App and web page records
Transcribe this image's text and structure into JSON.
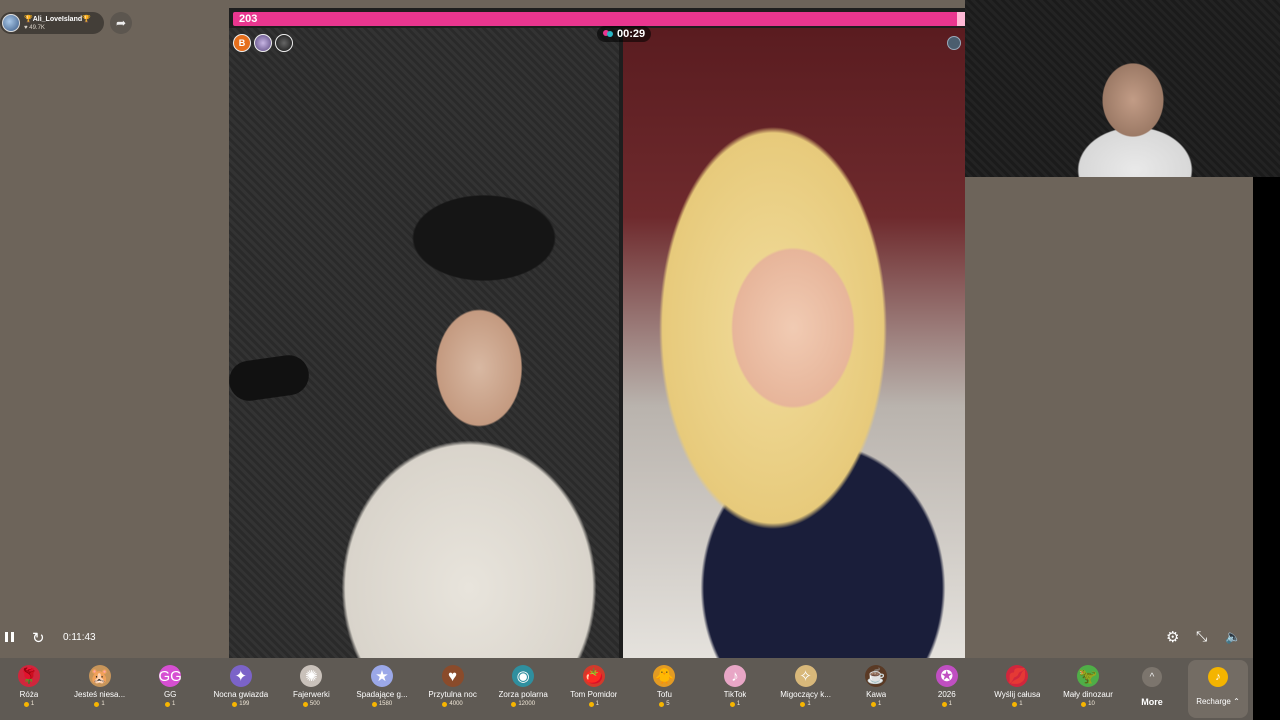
{
  "host": {
    "name": "🏆Ali_LoveIsland🏆",
    "likes": "♥ 49.7K"
  },
  "battle": {
    "score": "203",
    "timer": "00:29",
    "supporter_badge": "B"
  },
  "player": {
    "time": "0:11:43"
  },
  "gifts": [
    {
      "icon": "🌹",
      "name": "Róża",
      "price": "1",
      "color": "#d0263c"
    },
    {
      "icon": "🐹",
      "name": "Jesteś niesa...",
      "price": "1",
      "color": "#c7955a"
    },
    {
      "icon": "GG",
      "name": "GG",
      "price": "1",
      "color": "#d64fd2"
    },
    {
      "icon": "✦",
      "name": "Nocna gwiazda",
      "price": "199",
      "color": "#7b63c8"
    },
    {
      "icon": "✺",
      "name": "Fajerwerki",
      "price": "500",
      "color": "#c9c1ba"
    },
    {
      "icon": "★",
      "name": "Spadające g...",
      "price": "1580",
      "color": "#9ba8e8"
    },
    {
      "icon": "♥",
      "name": "Przytulna noc",
      "price": "4000",
      "color": "#8a4b2b"
    },
    {
      "icon": "◉",
      "name": "Zorza polarna",
      "price": "12000",
      "color": "#2f8f9f"
    },
    {
      "icon": "🍅",
      "name": "Tom Pomidor",
      "price": "1",
      "color": "#d23a2b"
    },
    {
      "icon": "🐥",
      "name": "Tofu",
      "price": "5",
      "color": "#e39b23"
    },
    {
      "icon": "♪",
      "name": "TikTok",
      "price": "1",
      "color": "#e8a6c6"
    },
    {
      "icon": "✧",
      "name": "Migoczący k...",
      "price": "1",
      "color": "#d8b87a"
    },
    {
      "icon": "☕",
      "name": "Kawa",
      "price": "1",
      "color": "#5a3a25"
    },
    {
      "icon": "✪",
      "name": "2026",
      "price": "1",
      "color": "#c04fc2"
    },
    {
      "icon": "💋",
      "name": "Wyślij całusa",
      "price": "1",
      "color": "#d0263c"
    },
    {
      "icon": "🦖",
      "name": "Mały dinozaur",
      "price": "10",
      "color": "#4fae47"
    }
  ],
  "more_label": "More",
  "recharge_label": "Recharge ⌃"
}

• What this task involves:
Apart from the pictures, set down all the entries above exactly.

• Response to the task:
Transcribe this image's text and structure into JSON.
{
  "host": {
    "name": "🏆Ali_LoveIsland🏆",
    "likes": "♥ 49.7K"
  },
  "battle": {
    "score": "203",
    "timer": "00:29",
    "supporter_badge": "B"
  },
  "player": {
    "time": "0:11:43"
  },
  "gifts": [
    {
      "icon": "🌹",
      "name": "Róża",
      "price": "1",
      "color": "#d0263c"
    },
    {
      "icon": "🐹",
      "name": "Jesteś niesa...",
      "price": "1",
      "color": "#c7955a"
    },
    {
      "icon": "GG",
      "name": "GG",
      "price": "1",
      "color": "#d64fd2"
    },
    {
      "icon": "✦",
      "name": "Nocna gwiazda",
      "price": "199",
      "color": "#7b63c8"
    },
    {
      "icon": "✺",
      "name": "Fajerwerki",
      "price": "500",
      "color": "#c9c1ba"
    },
    {
      "icon": "★",
      "name": "Spadające g...",
      "price": "1580",
      "color": "#9ba8e8"
    },
    {
      "icon": "♥",
      "name": "Przytulna noc",
      "price": "4000",
      "color": "#8a4b2b"
    },
    {
      "icon": "◉",
      "name": "Zorza polarna",
      "price": "12000",
      "color": "#2f8f9f"
    },
    {
      "icon": "🍅",
      "name": "Tom Pomidor",
      "price": "1",
      "color": "#d23a2b"
    },
    {
      "icon": "🐥",
      "name": "Tofu",
      "price": "5",
      "color": "#e39b23"
    },
    {
      "icon": "♪",
      "name": "TikTok",
      "price": "1",
      "color": "#e8a6c6"
    },
    {
      "icon": "✧",
      "name": "Migoczący k...",
      "price": "1",
      "color": "#d8b87a"
    },
    {
      "icon": "☕",
      "name": "Kawa",
      "price": "1",
      "color": "#5a3a25"
    },
    {
      "icon": "✪",
      "name": "2026",
      "price": "1",
      "color": "#c04fc2"
    },
    {
      "icon": "💋",
      "name": "Wyślij całusa",
      "price": "1",
      "color": "#d0263c"
    },
    {
      "icon": "🦖",
      "name": "Mały dinozaur",
      "price": "10",
      "color": "#4fae47"
    }
  ],
  "more_label": "More",
  "recharge_label": "Recharge ⌃"
}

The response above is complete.